▶ **Aim of the task**: Take each line below that has "rights" and copy it.

▶ **Data for review**:

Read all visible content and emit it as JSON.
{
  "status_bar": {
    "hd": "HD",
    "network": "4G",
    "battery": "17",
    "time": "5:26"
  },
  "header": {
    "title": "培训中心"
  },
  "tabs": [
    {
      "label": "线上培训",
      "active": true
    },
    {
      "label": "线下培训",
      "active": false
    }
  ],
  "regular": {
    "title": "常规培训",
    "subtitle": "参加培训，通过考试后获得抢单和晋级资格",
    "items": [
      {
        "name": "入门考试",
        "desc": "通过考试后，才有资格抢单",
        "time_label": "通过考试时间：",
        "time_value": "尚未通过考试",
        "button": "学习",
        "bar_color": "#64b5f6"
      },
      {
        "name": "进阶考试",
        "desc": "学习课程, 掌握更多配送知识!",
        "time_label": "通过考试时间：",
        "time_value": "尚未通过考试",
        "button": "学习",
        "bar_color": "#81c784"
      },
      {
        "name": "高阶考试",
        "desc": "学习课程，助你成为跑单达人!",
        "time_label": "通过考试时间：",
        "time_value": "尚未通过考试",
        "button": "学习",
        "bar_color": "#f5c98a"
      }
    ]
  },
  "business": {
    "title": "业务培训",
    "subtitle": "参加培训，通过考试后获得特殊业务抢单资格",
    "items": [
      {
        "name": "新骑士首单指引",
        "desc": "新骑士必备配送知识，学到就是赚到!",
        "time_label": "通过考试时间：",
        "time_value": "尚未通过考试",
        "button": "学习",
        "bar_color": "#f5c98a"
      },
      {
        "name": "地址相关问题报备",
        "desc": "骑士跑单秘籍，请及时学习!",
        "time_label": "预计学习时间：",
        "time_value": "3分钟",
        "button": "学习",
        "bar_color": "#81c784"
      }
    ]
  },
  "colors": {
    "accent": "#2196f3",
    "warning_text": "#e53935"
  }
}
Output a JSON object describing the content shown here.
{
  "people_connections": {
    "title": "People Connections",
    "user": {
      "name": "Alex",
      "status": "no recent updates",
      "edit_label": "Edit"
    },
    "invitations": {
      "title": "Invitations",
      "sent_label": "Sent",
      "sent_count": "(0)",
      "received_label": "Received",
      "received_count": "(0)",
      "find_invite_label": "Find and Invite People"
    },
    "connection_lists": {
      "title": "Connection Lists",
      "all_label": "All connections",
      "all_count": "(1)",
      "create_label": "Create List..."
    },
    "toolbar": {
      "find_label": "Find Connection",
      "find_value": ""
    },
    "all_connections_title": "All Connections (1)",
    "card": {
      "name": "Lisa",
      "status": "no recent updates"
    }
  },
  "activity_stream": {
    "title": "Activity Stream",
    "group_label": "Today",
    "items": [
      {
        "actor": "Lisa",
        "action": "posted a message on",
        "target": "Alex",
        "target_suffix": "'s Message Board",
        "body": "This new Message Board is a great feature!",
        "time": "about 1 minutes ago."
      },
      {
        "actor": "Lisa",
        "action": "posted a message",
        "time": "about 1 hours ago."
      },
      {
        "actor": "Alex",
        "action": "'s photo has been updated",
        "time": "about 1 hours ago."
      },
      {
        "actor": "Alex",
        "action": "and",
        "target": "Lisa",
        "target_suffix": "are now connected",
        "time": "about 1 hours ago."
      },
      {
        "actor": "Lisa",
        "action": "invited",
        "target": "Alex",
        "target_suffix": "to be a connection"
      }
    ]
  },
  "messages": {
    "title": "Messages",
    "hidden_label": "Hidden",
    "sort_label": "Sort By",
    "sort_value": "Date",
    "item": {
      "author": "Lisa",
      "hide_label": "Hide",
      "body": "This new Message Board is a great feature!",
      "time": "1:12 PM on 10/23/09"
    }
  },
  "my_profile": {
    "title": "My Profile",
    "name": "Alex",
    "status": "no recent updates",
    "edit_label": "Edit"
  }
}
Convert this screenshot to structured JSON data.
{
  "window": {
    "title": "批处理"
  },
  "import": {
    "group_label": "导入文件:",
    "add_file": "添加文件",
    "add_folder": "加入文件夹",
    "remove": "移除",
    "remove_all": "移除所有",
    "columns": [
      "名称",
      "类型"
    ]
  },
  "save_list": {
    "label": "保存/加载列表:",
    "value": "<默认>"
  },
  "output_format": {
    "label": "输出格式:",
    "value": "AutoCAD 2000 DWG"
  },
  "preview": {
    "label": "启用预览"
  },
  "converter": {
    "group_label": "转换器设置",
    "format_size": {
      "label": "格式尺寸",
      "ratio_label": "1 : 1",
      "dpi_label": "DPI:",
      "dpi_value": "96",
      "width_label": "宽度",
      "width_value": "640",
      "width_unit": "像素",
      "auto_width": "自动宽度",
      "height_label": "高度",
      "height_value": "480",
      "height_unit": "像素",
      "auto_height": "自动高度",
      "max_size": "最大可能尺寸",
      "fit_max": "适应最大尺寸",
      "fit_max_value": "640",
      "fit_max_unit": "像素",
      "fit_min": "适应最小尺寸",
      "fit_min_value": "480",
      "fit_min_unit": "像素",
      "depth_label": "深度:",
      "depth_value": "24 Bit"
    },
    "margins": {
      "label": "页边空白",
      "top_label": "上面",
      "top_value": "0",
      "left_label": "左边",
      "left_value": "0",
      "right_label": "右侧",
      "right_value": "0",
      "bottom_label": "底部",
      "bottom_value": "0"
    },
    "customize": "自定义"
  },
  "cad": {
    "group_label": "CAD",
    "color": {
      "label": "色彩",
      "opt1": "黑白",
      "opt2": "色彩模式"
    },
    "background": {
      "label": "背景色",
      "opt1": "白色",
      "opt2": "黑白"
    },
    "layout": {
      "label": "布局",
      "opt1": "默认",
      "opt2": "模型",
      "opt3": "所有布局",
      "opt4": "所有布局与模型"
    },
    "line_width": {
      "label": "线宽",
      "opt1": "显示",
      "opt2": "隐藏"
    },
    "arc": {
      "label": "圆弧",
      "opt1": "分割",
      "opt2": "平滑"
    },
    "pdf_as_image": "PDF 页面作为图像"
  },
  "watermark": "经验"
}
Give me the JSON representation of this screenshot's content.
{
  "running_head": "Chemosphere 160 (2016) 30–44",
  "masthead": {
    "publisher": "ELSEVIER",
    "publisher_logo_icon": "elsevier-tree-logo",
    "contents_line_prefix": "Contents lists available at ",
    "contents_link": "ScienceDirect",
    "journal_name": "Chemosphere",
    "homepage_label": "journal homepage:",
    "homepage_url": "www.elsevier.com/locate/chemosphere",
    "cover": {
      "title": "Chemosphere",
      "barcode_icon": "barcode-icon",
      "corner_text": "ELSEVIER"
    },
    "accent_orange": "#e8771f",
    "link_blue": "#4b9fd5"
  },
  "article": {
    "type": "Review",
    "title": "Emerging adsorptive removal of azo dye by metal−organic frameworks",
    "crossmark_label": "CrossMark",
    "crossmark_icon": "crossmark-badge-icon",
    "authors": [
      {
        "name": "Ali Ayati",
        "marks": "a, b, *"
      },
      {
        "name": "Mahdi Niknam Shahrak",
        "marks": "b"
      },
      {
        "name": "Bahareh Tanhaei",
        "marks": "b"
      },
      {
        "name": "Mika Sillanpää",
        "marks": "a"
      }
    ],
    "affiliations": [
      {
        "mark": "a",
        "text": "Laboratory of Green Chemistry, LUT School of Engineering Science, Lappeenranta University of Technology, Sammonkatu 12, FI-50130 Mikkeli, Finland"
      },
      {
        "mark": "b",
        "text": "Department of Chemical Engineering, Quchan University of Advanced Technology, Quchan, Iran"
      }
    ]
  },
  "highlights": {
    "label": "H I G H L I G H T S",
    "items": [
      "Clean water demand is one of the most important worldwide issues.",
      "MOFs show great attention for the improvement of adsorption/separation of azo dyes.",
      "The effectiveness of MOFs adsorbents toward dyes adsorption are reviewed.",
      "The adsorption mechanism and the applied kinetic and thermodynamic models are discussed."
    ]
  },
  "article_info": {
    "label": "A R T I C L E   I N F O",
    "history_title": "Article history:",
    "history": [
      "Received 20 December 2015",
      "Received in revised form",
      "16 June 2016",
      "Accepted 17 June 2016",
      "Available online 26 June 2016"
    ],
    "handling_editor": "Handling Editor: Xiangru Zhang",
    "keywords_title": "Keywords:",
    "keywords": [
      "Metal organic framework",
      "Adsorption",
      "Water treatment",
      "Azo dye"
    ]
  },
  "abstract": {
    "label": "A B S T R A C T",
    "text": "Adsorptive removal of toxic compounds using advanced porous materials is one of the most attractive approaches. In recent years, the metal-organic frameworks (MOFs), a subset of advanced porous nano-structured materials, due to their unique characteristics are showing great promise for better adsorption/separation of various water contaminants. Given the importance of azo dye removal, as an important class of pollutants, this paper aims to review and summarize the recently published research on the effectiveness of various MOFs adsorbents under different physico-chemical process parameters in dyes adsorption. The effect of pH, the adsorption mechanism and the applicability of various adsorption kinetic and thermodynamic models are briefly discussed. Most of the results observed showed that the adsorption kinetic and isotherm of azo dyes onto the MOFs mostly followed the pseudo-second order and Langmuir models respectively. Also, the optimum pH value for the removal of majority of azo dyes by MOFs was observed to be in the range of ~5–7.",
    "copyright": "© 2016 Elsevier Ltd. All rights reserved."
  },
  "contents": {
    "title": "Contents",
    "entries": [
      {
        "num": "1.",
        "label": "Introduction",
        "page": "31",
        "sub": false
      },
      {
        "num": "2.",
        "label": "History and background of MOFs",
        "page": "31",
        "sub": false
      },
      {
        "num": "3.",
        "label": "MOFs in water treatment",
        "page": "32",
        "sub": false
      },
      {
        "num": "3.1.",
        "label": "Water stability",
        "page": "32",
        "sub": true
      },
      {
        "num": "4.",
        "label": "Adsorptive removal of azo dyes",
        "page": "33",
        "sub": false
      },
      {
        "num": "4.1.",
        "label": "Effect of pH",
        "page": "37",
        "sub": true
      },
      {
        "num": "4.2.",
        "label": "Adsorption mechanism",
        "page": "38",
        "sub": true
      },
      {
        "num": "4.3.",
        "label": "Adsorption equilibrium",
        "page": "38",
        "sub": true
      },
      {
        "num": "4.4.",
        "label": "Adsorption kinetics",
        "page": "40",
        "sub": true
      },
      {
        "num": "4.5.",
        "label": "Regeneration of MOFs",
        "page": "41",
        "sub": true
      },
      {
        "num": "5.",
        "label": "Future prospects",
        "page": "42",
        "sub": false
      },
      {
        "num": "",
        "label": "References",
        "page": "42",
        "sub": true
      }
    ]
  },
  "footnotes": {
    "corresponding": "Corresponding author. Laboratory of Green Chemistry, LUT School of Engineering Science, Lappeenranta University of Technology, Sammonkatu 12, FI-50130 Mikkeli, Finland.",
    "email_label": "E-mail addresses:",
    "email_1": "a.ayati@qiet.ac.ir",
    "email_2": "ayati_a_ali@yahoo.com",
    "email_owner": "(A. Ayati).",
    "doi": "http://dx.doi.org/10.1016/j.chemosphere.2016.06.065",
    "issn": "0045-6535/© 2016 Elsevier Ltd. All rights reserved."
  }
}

▶ **Your response**:
    "copyright": "© 2016 Elsevier Ltd. All rights reserved."
    "issn": "0045-6535/© 2016 Elsevier Ltd. All rights reserved."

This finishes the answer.